The Worst of Endorsement

This week’s blog will be a follow up of last week, discussing the worst endorsements and why they flopped. These will be a couple of endorsements that stick in my head for all the wrong reasons.

The first one that I will always remember is Kate Moss. Moss was dropped from numerous brands after allegations appeared in the press of her taking cocaine. Chanel, Burberry and Gloria Vanderbilt all dropped the star costing her £4 million a year in earnings. As well as this, H&M cancelled their campaign with her after she admitted her drug use and apologised.
Why would brands want Ms. Moss to be the face of their company when she’s on the front page of national newspapers with white powder all over her nose? This is not something people look up to. I do feel sorry for Kate Moss as she was once known as quite admirable but is now portrayed in a completely different light, making it difficult for her to gain back the reputation she once had. However, when you are in the limelight, you should take responsibility that a lot of people look up to you, so any bad decisions you make and the press can get a hold of is going to have a knock on effect to your career. Moss has actually managed to save herself though with companies such as Rimmel and Mango.

Another example of a celebrity getting dropped from an endorsement includes Tiger Woods. Although he’s doing just fine now with still millions to his name, there was a time he was dropped by many companies due to the fact he was having an affair. Gillette was in amongst one of the biggest ones to drop the golfing star during the time of the allegations although they claim that they were just refreshing their brand to continue to be relevant to customers. Convenient timing eh?
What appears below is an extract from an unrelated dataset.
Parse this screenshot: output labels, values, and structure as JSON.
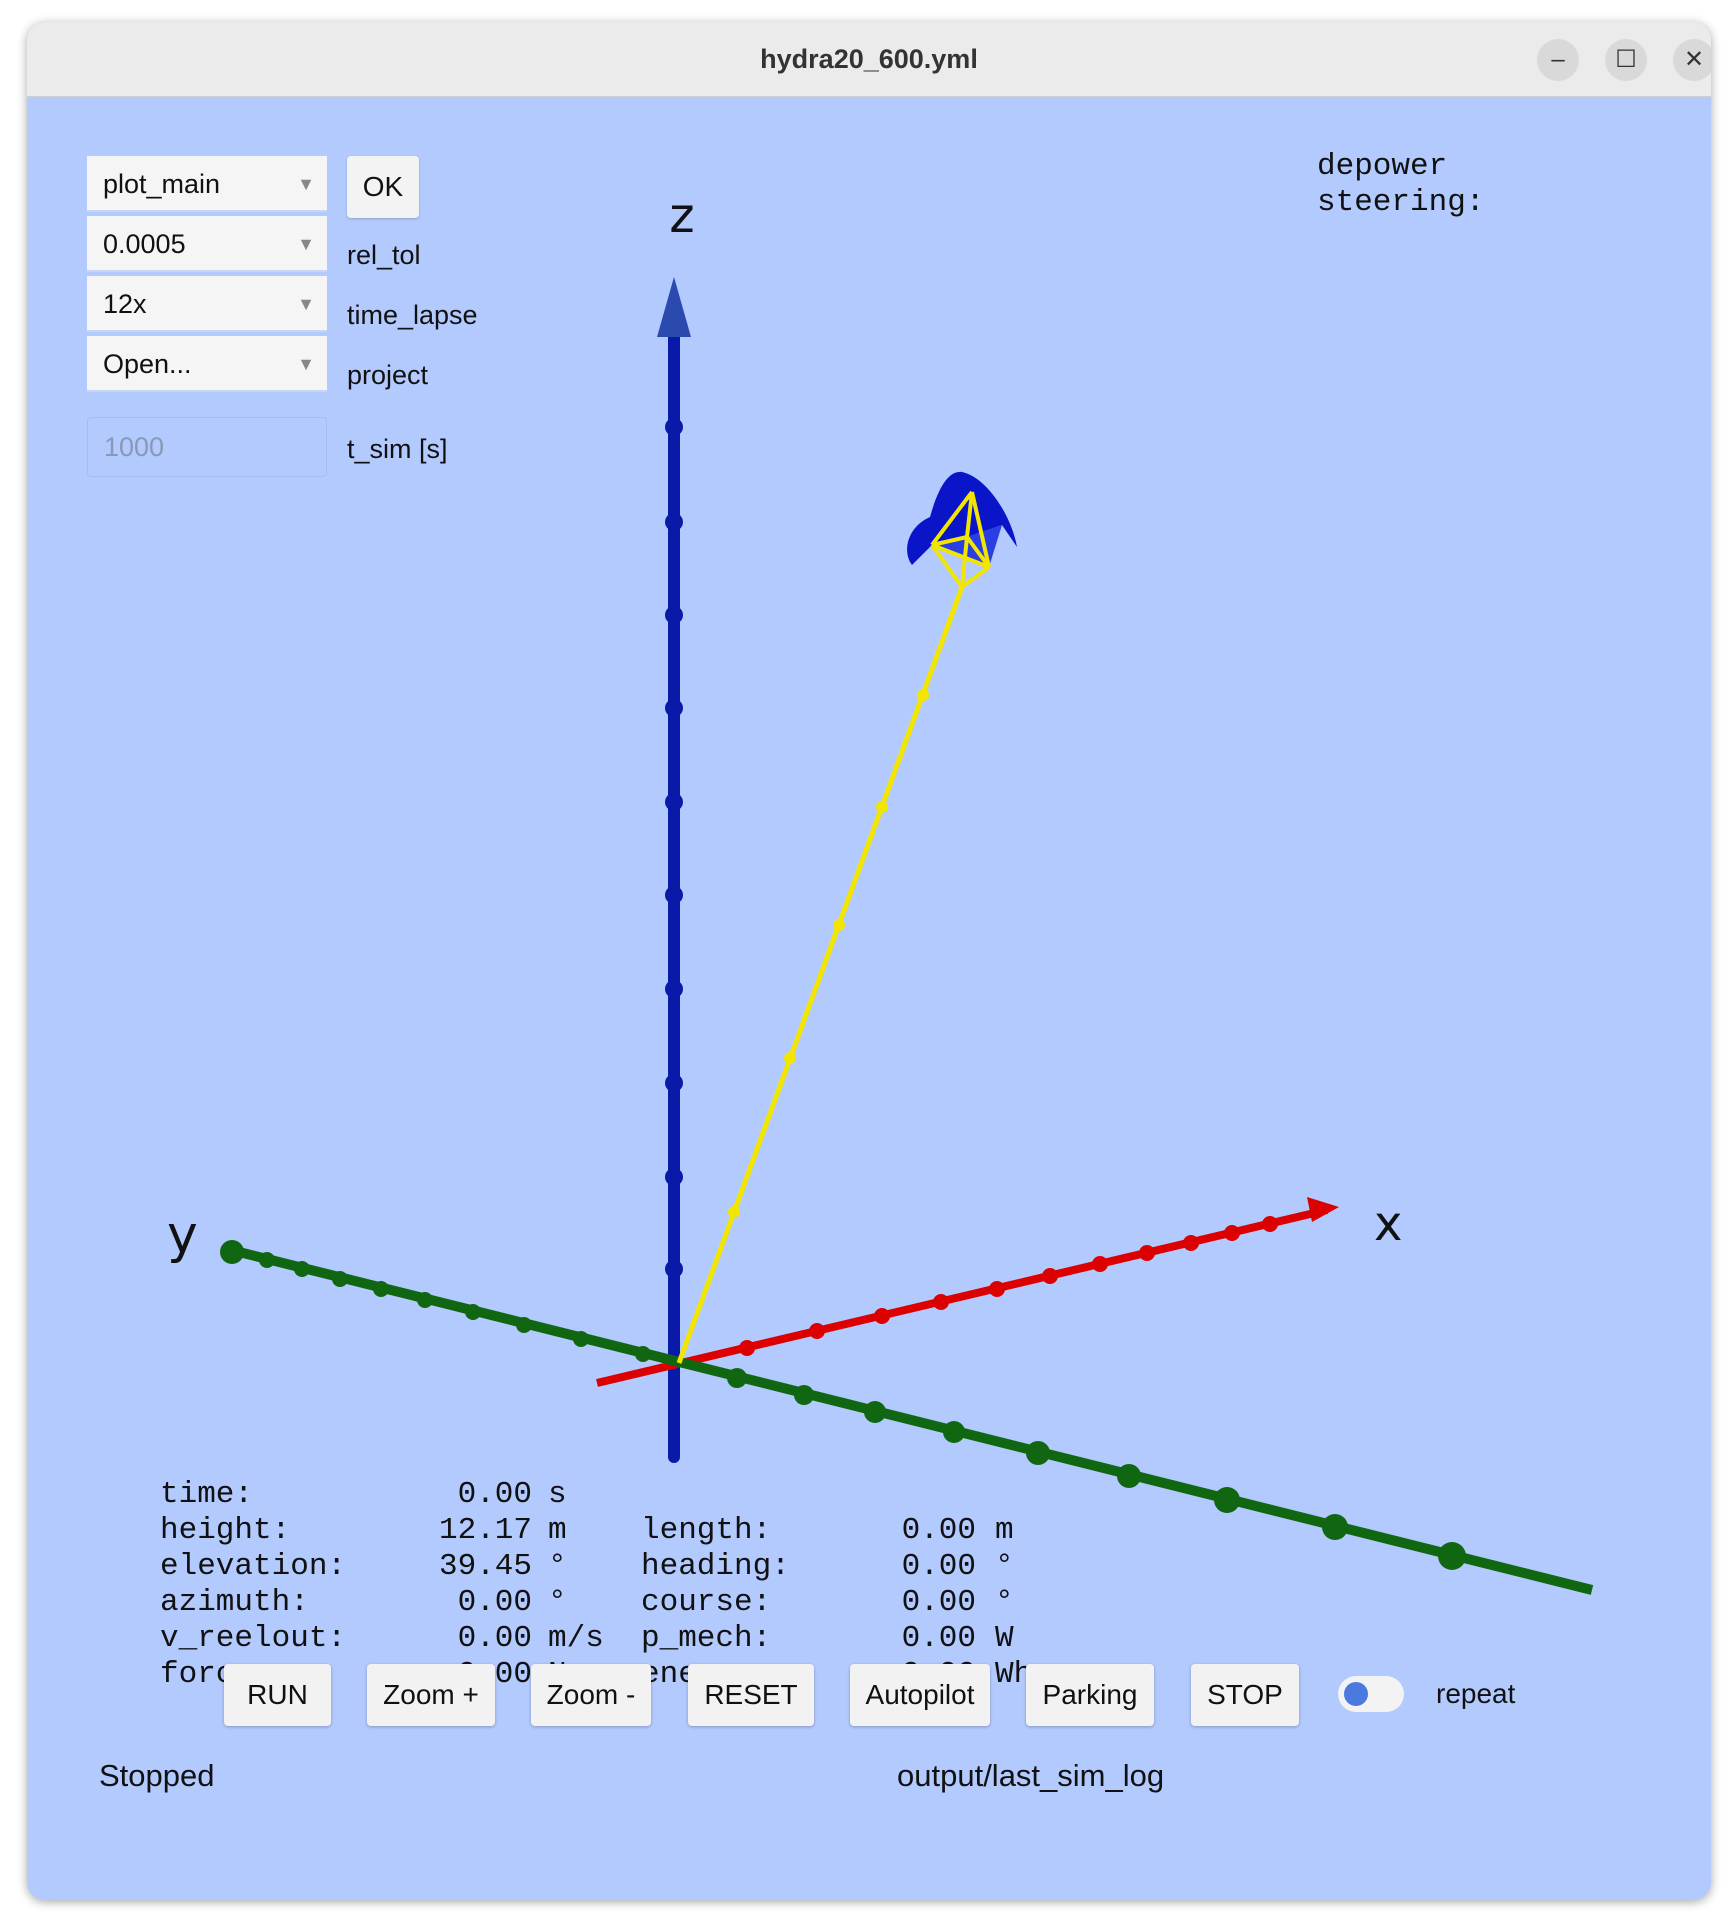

Although not this is not an example of an endorsement being dropped, it’s still something that ties into companies and their reputation through celebrities. Abercrombie and Fitch are known for their image of attractive models in their campaigns and as customer assistants and the idea of you are attractive if you wear their clothes. Jersey Shore star, Michael Sorrentino, also known as ‘The Situation’ was offered money by Abercrombie and Fitch for him NOT to wear their clothes. This was because they felt Jersey Shore and the cast wearing their products was damaging their reputation due to being Z list celebrities who were famous through the show which is generally about housemates spending their summer in Jersey and their antics of while they’re there. In a statement released by Abercrombie and Fitch about the situation they stated:
 We understand that the show is for entertainment purposes, but believe this association is contrary to the aspirational nature of our brand, and may be distressing to many of our fans.”
This shows a desperate attempt of a company saving their reputation and being portrayed in the way the want to be portrayed, buy literally paying the people they don’t want to associate with not to wear their clothes.

My next blog will be about Z list celebrities, such as people from Geordie Shore and reality programme’s who now get paid to promote products on their social medias.

1 comment:

  1. I think Kate Moss bounced back from the whole "Cocaine Kate" thing pretty well, no? Some companies were actually more keen to work with her, thinking that she gave them a cool edge! Burberry is another good example of where a company asked people not to wear their clothes, which came hot off the heels of that photo I showed you in Brand Management with Daniella Westbrook. (She was definitely "living the brand!)